, who invaded Moesia in 250. Hard-pressed by the Huns, the Goths again crossed the Danube during the reign of Valens (376) and with his permission settled in Moesia. After they settled, quarrels soon took place, and the Goths under Fritigern defeated Valens in a great Battle of Adrianople (378), battle near Adrianople. These Goths are known as Moeso-Goths, for whom Ulfilas made the Gothic translation of the Bible. The Slavs allied with the Pannonian Avars, Avars invaded and destroyed much of Moesia in 583–587 in the Avar–Byzantine wars. Moesia was settled by Slavs during the 7th century. Bulgars, arriving from Old Great Bulgaria, conquered Lower Moesia by the end of the 7th century. During the 8th century the Byzantine Empire lost also Upper Moesian territory to the First Bulgarian Empire.


See also

*Diocese of Moesia * Dacia Aureliana *List of ancient cities in Thrace and Dacia *List of Roman governors of Moesia *List of Roman governors of Lower Moesia *List of Roman governors of Upper Moesia *Inscriptions of Upper Moesia *Moesogoths *Margus (city)


References


Further reading

* András Mócsy, ''Pannonia and Upper Moesia: A History of the Middle Danube Provinces of the Roman Empire, Routledge Revivals Series'', 2014. * Conor Whately, ''Exercitus Moesiae: The Roman Army in Moesia from Augustus to Severus Alexander. BAR international series, S2825''. Oxford: 2016.


External links


Inscriptions of Moesia Superior
University of Belgrade
Cities in the Provinces Moesia Superior and Moesia Inferior

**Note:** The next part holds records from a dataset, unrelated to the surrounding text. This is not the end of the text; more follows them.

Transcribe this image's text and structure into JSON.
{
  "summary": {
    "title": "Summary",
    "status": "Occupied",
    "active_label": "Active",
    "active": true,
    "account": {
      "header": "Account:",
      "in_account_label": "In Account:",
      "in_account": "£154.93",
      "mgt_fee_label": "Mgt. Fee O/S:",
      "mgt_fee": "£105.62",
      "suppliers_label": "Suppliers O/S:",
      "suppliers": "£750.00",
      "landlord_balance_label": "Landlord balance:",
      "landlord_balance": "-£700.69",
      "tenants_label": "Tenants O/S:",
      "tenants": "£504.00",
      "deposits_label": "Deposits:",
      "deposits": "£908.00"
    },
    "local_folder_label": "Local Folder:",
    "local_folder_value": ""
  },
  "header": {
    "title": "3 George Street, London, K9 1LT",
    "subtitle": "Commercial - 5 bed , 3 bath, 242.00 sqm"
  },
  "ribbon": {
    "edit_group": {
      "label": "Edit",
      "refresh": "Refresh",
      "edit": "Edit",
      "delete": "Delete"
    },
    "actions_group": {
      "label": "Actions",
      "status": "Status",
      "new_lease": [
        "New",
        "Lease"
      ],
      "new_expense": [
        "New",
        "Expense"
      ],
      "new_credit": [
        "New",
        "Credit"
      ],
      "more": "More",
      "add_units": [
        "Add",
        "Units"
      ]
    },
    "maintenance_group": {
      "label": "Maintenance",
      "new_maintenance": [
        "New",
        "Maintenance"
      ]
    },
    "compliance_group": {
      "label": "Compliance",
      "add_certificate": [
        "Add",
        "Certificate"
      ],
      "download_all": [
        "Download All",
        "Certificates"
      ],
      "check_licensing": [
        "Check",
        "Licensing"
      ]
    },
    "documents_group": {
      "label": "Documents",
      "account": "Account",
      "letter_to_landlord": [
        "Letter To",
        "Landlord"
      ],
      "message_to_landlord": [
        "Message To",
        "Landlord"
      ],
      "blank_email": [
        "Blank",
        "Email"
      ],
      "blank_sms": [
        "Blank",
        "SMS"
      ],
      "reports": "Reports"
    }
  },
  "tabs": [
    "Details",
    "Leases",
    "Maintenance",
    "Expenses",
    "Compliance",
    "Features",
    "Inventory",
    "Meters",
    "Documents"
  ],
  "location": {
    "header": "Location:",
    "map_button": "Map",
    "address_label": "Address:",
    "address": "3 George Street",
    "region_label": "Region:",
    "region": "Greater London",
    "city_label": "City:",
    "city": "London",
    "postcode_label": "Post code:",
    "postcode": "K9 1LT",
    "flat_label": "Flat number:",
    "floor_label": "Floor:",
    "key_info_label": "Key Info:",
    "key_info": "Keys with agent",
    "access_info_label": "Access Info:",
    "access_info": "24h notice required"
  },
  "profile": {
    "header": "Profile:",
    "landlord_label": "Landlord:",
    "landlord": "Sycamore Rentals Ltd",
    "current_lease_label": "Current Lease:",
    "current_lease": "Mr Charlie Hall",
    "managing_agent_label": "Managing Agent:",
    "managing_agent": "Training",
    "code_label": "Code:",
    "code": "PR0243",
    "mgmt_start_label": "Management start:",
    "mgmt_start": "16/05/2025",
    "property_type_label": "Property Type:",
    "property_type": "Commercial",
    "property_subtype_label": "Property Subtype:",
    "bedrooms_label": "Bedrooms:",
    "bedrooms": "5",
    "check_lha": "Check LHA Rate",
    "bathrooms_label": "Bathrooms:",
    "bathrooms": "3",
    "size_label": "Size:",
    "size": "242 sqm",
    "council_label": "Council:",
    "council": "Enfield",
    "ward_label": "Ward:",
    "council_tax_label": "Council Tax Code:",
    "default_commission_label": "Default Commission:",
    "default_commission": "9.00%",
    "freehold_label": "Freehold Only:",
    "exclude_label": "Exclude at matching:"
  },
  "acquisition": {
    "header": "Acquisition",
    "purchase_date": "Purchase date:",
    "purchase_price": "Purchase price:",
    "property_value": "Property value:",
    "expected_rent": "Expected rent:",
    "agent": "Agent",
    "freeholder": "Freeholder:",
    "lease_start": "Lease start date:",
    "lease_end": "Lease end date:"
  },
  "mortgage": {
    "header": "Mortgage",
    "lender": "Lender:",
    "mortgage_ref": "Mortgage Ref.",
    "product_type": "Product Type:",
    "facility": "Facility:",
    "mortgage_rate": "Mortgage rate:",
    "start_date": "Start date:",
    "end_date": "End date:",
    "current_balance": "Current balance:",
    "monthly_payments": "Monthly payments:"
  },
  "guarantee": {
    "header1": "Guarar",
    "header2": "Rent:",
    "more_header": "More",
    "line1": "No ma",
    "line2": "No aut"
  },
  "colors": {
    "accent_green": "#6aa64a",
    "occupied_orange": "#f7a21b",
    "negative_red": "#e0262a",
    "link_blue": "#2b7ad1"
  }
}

Timacum Maius
{{authority control Moesia, Ancient history of the Balkans Provinces of the Roman Empire Romanization of Southeastern Europe Historical regions in Bulgaria Historical regions in Romania Historical regions in Serbia Ancient Bulgaria Ancient history of Romania Ancient history of Serbia Ancient history of Ukraine Roman Balkans Bulgaria in the Roman era, . Serbia in the Roman era, . Šar Mountains Former countries in the Balkans